WHAT IS BEING ASKED :: Only the lines holding "GetWeather" are wanted here; copy each from the listing.

----- RECORDS SHOWN -----

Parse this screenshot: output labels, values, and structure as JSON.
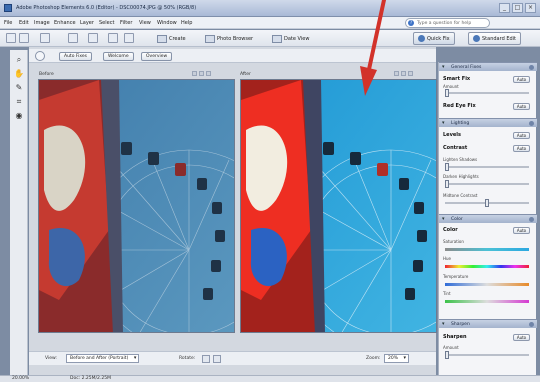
{
  "window": {
    "title": "Adobe Photoshop Elements 6.0 (Editor) - DSC00074.JPG @ 50% (RGB/8)",
    "controls": [
      "_",
      "□",
      "×"
    ]
  },
  "menu": [
    "File",
    "Edit",
    "Image",
    "Enhance",
    "Layer",
    "Select",
    "Filter",
    "View",
    "Window",
    "Help"
  ],
  "help_search": {
    "icon": "question-icon",
    "placeholder": "Type a question for help"
  },
  "toolbar": {
    "create": "Create",
    "organizer": "Photo Browser",
    "date_view": "Date View",
    "quick_fix": "Quick Fix",
    "standard_edit": "Standard Edit"
  },
  "subbar": {
    "buttons": [
      "Auto Fixes",
      "Welcome",
      "Overview"
    ]
  },
  "panes": {
    "before_label": "Before",
    "after_label": "After"
  },
  "bottom": {
    "view_label": "View:",
    "view_value": "Before and After (Portrait)",
    "rotate_label": "Rotate:",
    "zoom_label": "Zoom:",
    "zoom_value": "20%"
  },
  "palette": {
    "general_fixes": {
      "title": "General Fixes",
      "smart_fix": "Smart Fix",
      "smart_fix_auto": "Auto",
      "amount": "Amount",
      "red_eye": "Red Eye Fix",
      "red_eye_auto": "Auto"
    },
    "lighting": {
      "title": "Lighting",
      "levels": "Levels",
      "levels_auto": "Auto",
      "contrast": "Contrast",
      "contrast_auto": "Auto",
      "lighten_shadows": "Lighten Shadows",
      "darken_highlights": "Darken Highlights",
      "midtone_contrast": "Midtone Contrast"
    },
    "color": {
      "title": "Color",
      "color_label": "Color",
      "color_auto": "Auto",
      "saturation": "Saturation",
      "hue": "Hue",
      "temperature": "Temperature",
      "tint": "Tint"
    },
    "sharpen": {
      "title": "Sharpen",
      "sharpen_label": "Sharpen",
      "sharpen_auto": "Auto",
      "amount": "Amount"
    }
  },
  "status": {
    "zoom": "20.00%",
    "doc": "Doc: 2.25M/2.25M"
  },
  "colors": {
    "accent": "#4b78b8",
    "arrow": "#d2322a",
    "sky_before": "#4f90b8",
    "sky_after": "#2fa6dc"
  }
}
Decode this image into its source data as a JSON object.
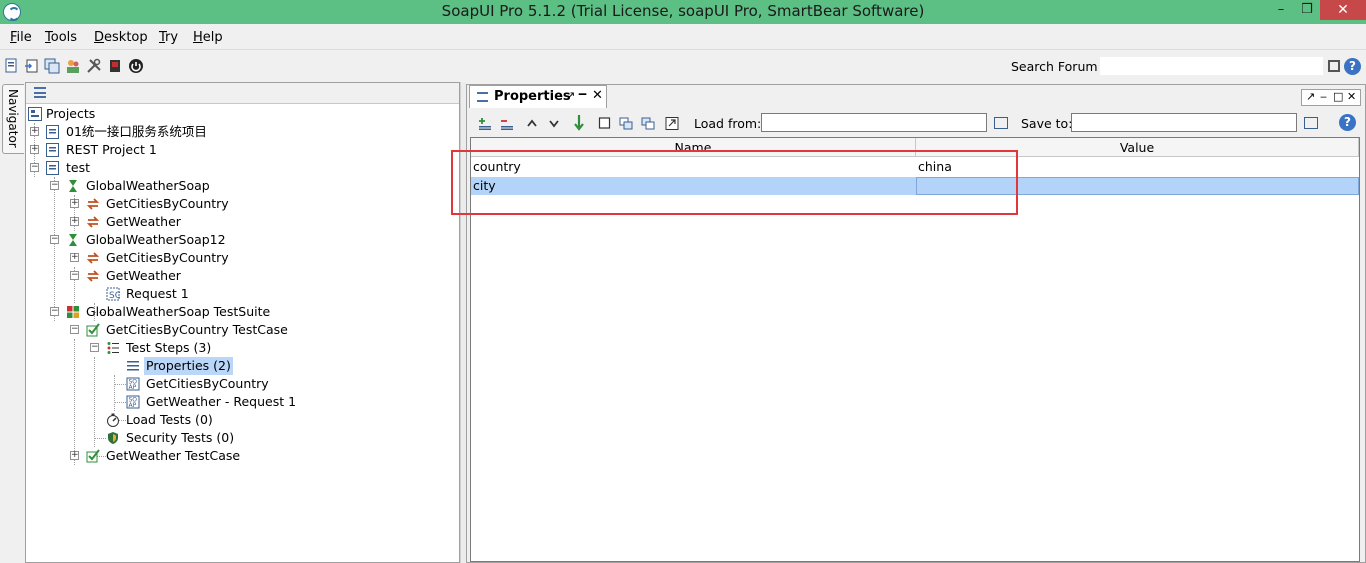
{
  "window": {
    "title": "SoapUI Pro 5.1.2 (Trial License, soapUI Pro, SmartBear Software)"
  },
  "window_controls": {
    "minimize": "–",
    "restore": "❒",
    "close": "✕"
  },
  "menu": [
    "File",
    "Tools",
    "Desktop",
    "Try",
    "Help"
  ],
  "toolbar": {
    "icons": [
      "new-project-icon",
      "import-project-icon",
      "save-all-icon",
      "forum-icon",
      "preferences-icon",
      "stop-icon",
      "exit-icon"
    ],
    "search_label": "Search Forum",
    "search_value": "",
    "help": "?"
  },
  "navigator": {
    "tab_label": "Navigator",
    "tree": [
      {
        "label": "Projects",
        "icon": "projects-icon"
      },
      {
        "label": "01统一接口服务系统项目",
        "icon": "project-icon"
      },
      {
        "label": "REST Project 1",
        "icon": "project-icon"
      },
      {
        "label": "test",
        "icon": "project-icon"
      },
      {
        "label": "GlobalWeatherSoap",
        "icon": "interface-icon"
      },
      {
        "label": "GetCitiesByCountry",
        "icon": "operation-icon"
      },
      {
        "label": "GetWeather",
        "icon": "operation-icon"
      },
      {
        "label": "GlobalWeatherSoap12",
        "icon": "interface-icon"
      },
      {
        "label": "GetCitiesByCountry",
        "icon": "operation-icon"
      },
      {
        "label": "GetWeather",
        "icon": "operation-icon"
      },
      {
        "label": "Request 1",
        "icon": "request-icon"
      },
      {
        "label": "GlobalWeatherSoap TestSuite",
        "icon": "testsuite-icon"
      },
      {
        "label": "GetCitiesByCountry TestCase",
        "icon": "testcase-icon"
      },
      {
        "label": "Test Steps (3)",
        "icon": "teststeps-icon"
      },
      {
        "label": "Properties (2)",
        "icon": "properties-icon",
        "selected": true
      },
      {
        "label": "GetCitiesByCountry",
        "icon": "soap-step-icon"
      },
      {
        "label": "GetWeather - Request 1",
        "icon": "soap-step-icon"
      },
      {
        "label": "Load Tests (0)",
        "icon": "loadtests-icon"
      },
      {
        "label": "Security Tests (0)",
        "icon": "securitytests-icon"
      },
      {
        "label": "GetWeather TestCase",
        "icon": "testcase-icon"
      }
    ]
  },
  "properties": {
    "tab_title": "Properties",
    "tab_pin": "↗",
    "tab_minimize": "‒",
    "tab_close": "✕",
    "win_controls": [
      "↗",
      "‒",
      "□",
      "✕"
    ],
    "load_from_label": "Load from:",
    "load_from_value": "",
    "save_to_label": "Save to:",
    "save_to_value": "",
    "help": "?",
    "columns": [
      "Name",
      "Value"
    ],
    "rows": [
      {
        "name": "country",
        "value": "china"
      },
      {
        "name": "city",
        "value": ""
      }
    ],
    "selected_row": 1
  },
  "colors": {
    "titlebar": "#5cbf84",
    "close_button": "#c74848",
    "selection": "#b3d4f8",
    "annotation_box": "#e0363c"
  }
}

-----

ANSWER FOR THIS EXERCISE ::
        "label": "GetWeather",
        "label": "GetWeather",
        "label": "GetWeather - Request 1",
        "label": "GetWeather TestCase",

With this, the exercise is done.